Top of Study material
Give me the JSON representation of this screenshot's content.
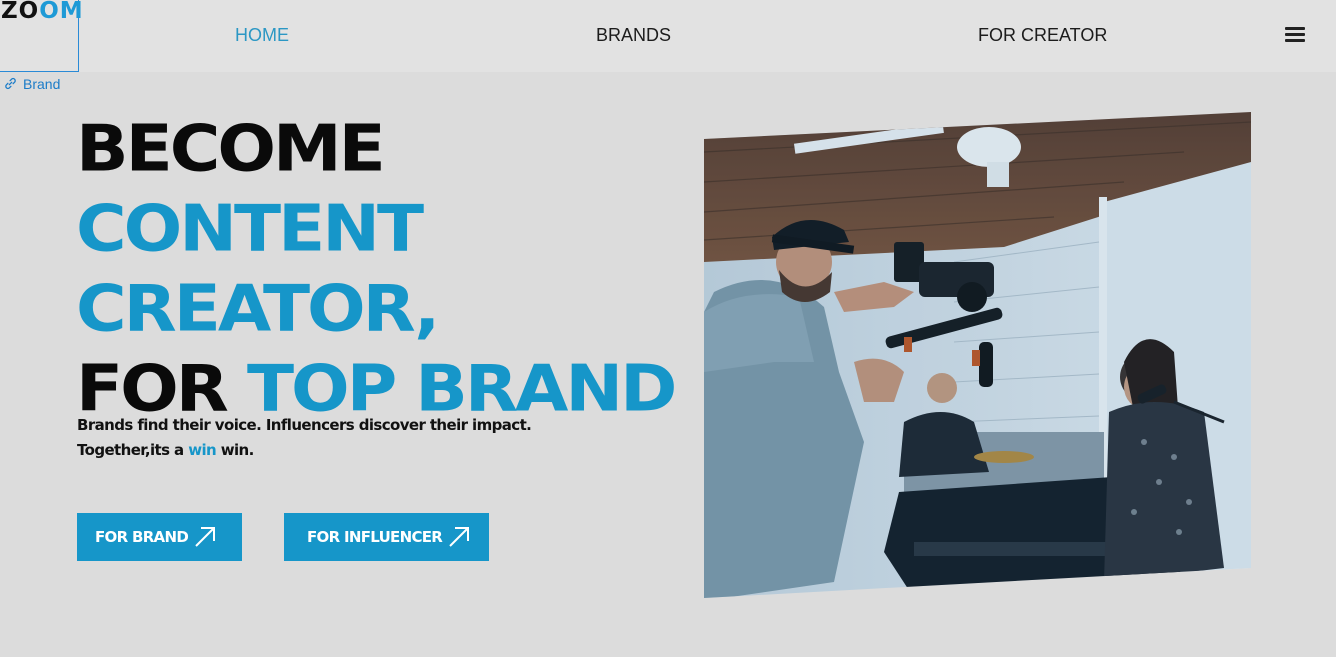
{
  "logo": {
    "part1": "ZO",
    "part2": "OM"
  },
  "nav": {
    "home": "HOME",
    "brands": "BRANDS",
    "for_creator": "FOR CREATOR"
  },
  "brand_link": "Brand",
  "hero": {
    "line1": "BECOME",
    "line2": "CONTENT",
    "line3": "CREATOR,",
    "line4_a": "FOR",
    "line4_b": "TOP BRAND"
  },
  "subtext": {
    "line1": "Brands find their voice. Influencers discover their impact.",
    "line2_a": "Together,its a",
    "line2_win": "win",
    "line2_b": "win."
  },
  "buttons": {
    "for_brand": "FOR BRAND",
    "for_influencer": "FOR INFLUENCER"
  },
  "colors": {
    "accent": "#1696c9",
    "nav_active": "#2b97c4",
    "background": "#dcdcdc"
  },
  "icons": [
    "link-icon",
    "hamburger-menu-icon",
    "arrow-up-right-icon"
  ]
}
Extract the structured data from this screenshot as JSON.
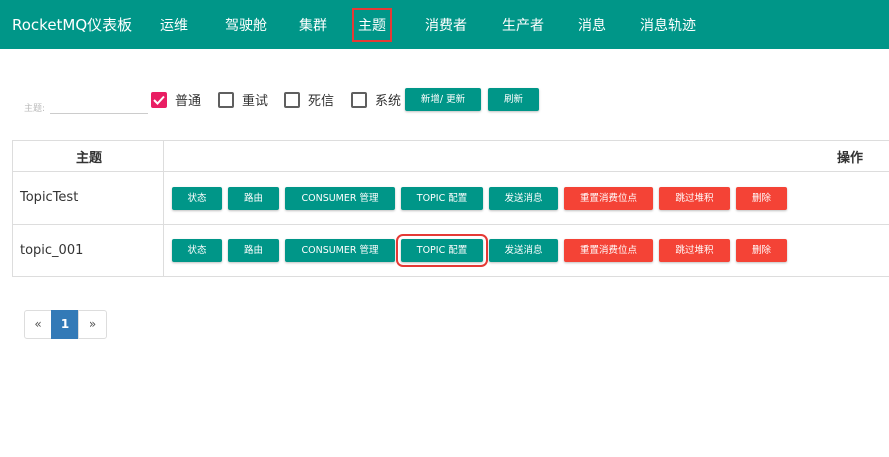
{
  "nav": {
    "brand": "RocketMQ仪表板",
    "items": [
      "运维",
      "驾驶舱",
      "集群",
      "主题",
      "消费者",
      "生产者",
      "消息",
      "消息轨迹"
    ],
    "active_index": 3
  },
  "filter": {
    "label": "主题:",
    "value": "",
    "checkboxes": [
      {
        "label": "普通",
        "checked": true
      },
      {
        "label": "重试",
        "checked": false
      },
      {
        "label": "死信",
        "checked": false
      },
      {
        "label": "系统",
        "checked": false
      }
    ],
    "add_update_label": "新增/ 更新",
    "refresh_label": "刷新"
  },
  "table": {
    "headers": [
      "主题",
      "操作"
    ],
    "action_labels": [
      "状态",
      "路由",
      "CONSUMER 管理",
      "TOPIC 配置",
      "发送消息",
      "重置消费位点",
      "跳过堆积",
      "删除"
    ],
    "rows": [
      {
        "topic": "TopicTest"
      },
      {
        "topic": "topic_001"
      }
    ]
  },
  "pagination": {
    "prev": "«",
    "current": "1",
    "next": "»"
  },
  "colors": {
    "primary": "#009688",
    "danger": "#f44336",
    "checkbox": "#e91e63",
    "highlight": "#e53935",
    "page_active": "#337ab7"
  }
}
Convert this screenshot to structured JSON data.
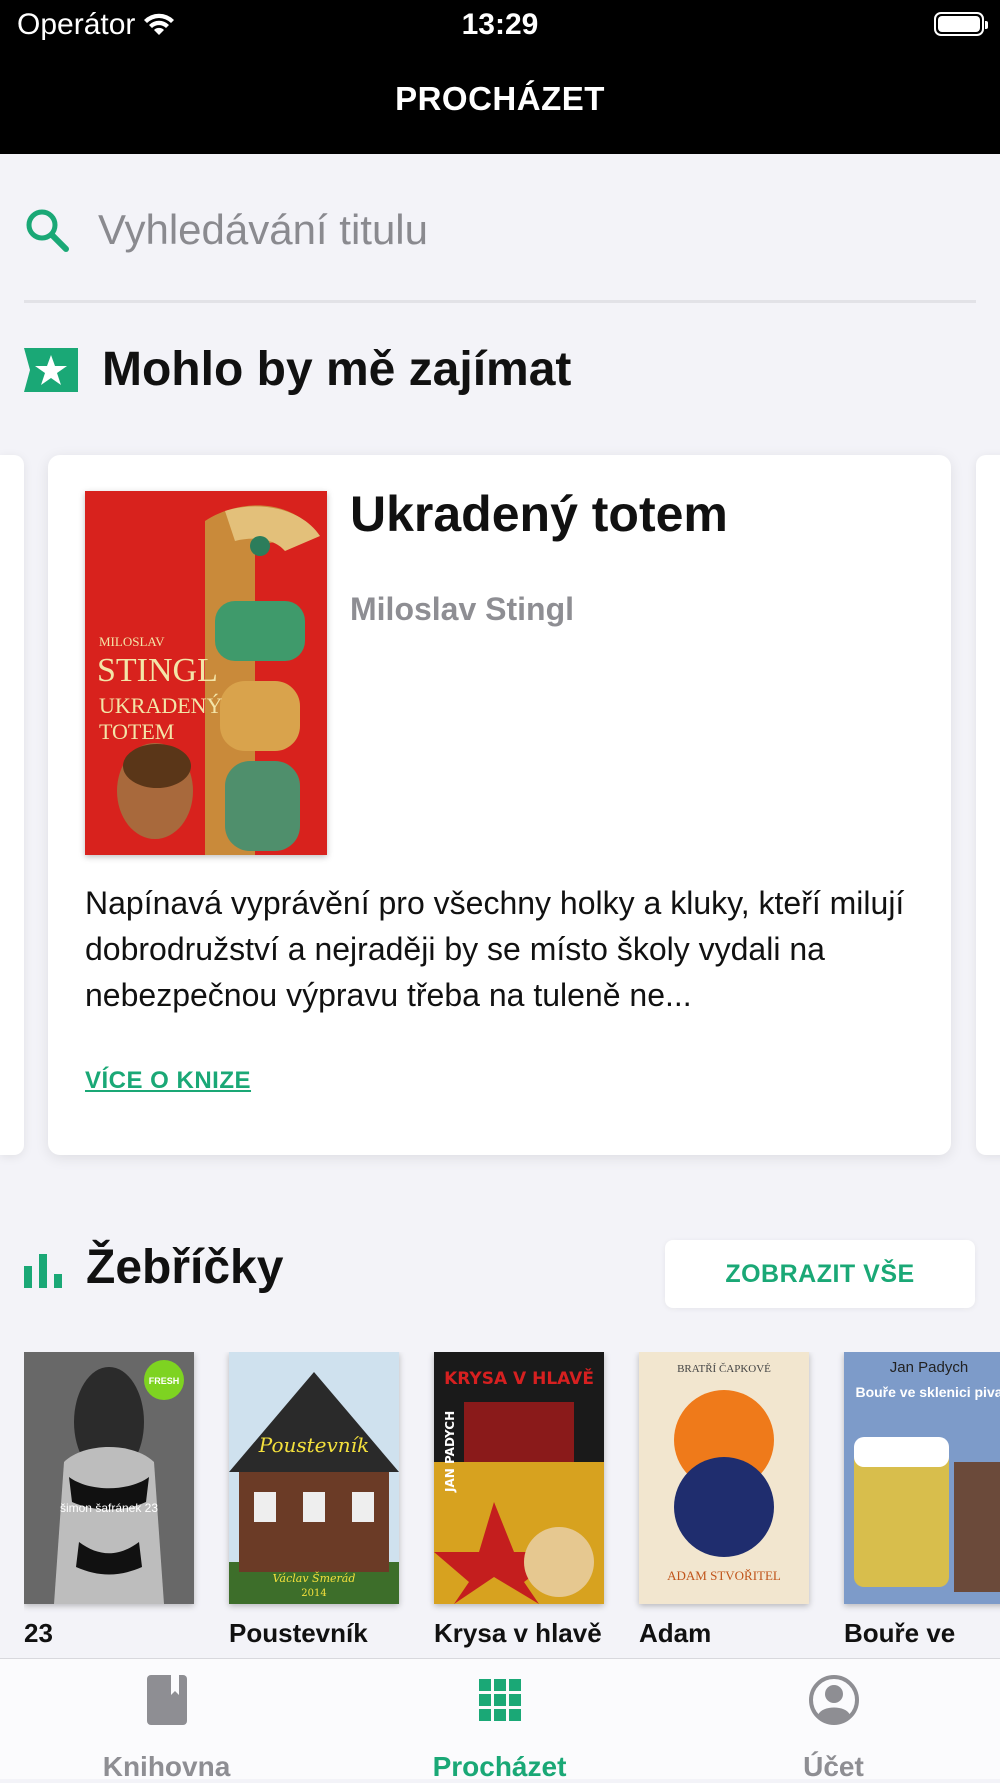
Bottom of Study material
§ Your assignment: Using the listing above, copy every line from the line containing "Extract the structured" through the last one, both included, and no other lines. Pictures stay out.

§ Written response:
Extract the structured data from this screenshot as JSON.
{
  "nav": {
    "brand": "RocketMQ仪表板",
    "items": [
      "运维",
      "驾驶舱",
      "集群",
      "主题",
      "消费者",
      "生产者",
      "消息",
      "消息轨迹"
    ],
    "active_index": 3
  },
  "filter": {
    "label": "主题:",
    "value": "",
    "checkboxes": [
      {
        "label": "普通",
        "checked": true
      },
      {
        "label": "重试",
        "checked": false
      },
      {
        "label": "死信",
        "checked": false
      },
      {
        "label": "系统",
        "checked": false
      }
    ],
    "add_update_label": "新增/ 更新",
    "refresh_label": "刷新"
  },
  "table": {
    "headers": [
      "主题",
      "操作"
    ],
    "action_labels": [
      "状态",
      "路由",
      "CONSUMER 管理",
      "TOPIC 配置",
      "发送消息",
      "重置消费位点",
      "跳过堆积",
      "删除"
    ],
    "rows": [
      {
        "topic": "TopicTest"
      },
      {
        "topic": "topic_001"
      }
    ]
  },
  "pagination": {
    "prev": "«",
    "current": "1",
    "next": "»"
  },
  "colors": {
    "primary": "#009688",
    "danger": "#f44336",
    "checkbox": "#e91e63",
    "highlight": "#e53935",
    "page_active": "#337ab7"
  }
}
Convert this screenshot to structured JSON data.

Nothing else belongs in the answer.